## THE PROBLEM:
The word "value" marks the lines to find; copy every such line from the data below.

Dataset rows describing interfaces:
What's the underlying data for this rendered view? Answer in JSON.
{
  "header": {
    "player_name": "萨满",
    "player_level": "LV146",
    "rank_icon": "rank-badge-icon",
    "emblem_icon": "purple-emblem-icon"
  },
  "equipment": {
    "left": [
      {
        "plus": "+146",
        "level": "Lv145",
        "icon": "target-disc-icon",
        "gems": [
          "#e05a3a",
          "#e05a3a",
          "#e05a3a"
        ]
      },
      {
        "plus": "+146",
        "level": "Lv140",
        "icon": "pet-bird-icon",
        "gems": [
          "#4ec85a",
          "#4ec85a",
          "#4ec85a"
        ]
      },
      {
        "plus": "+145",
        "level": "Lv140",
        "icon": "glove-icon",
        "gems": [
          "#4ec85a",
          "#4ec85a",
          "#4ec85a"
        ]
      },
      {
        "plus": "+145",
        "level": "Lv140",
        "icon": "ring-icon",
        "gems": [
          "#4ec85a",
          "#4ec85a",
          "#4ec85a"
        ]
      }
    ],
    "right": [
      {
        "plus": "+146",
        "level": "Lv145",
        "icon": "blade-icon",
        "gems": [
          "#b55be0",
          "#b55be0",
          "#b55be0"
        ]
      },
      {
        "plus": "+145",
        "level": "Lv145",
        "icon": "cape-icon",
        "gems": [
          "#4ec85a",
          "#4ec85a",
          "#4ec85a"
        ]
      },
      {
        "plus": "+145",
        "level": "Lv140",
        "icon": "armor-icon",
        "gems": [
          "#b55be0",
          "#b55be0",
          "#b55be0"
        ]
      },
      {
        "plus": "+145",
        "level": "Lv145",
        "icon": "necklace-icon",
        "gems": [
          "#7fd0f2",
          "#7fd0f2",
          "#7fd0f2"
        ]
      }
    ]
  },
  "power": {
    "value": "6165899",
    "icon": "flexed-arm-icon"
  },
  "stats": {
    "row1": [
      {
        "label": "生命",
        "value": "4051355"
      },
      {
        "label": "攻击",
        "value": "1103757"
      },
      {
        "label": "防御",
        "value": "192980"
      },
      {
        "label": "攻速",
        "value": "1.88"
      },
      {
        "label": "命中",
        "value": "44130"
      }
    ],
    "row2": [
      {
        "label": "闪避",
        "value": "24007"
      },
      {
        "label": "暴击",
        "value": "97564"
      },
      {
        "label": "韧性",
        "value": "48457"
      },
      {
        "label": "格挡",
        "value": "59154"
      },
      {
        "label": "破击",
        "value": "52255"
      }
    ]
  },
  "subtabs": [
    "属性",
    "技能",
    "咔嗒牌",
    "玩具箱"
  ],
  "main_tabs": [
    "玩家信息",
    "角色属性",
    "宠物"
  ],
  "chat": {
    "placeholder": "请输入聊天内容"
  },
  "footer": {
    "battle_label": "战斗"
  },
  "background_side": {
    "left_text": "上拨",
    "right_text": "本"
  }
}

## ANSWER TO THIS EXERCISE:
    "value": "6165899",
        "value": "4051355"
        "value": "1103757"
        "value": "192980"
        "value": "1.88"
        "value": "44130"
        "value": "24007"
        "value": "97564"
        "value": "48457"
        "value": "59154"
        "value": "52255"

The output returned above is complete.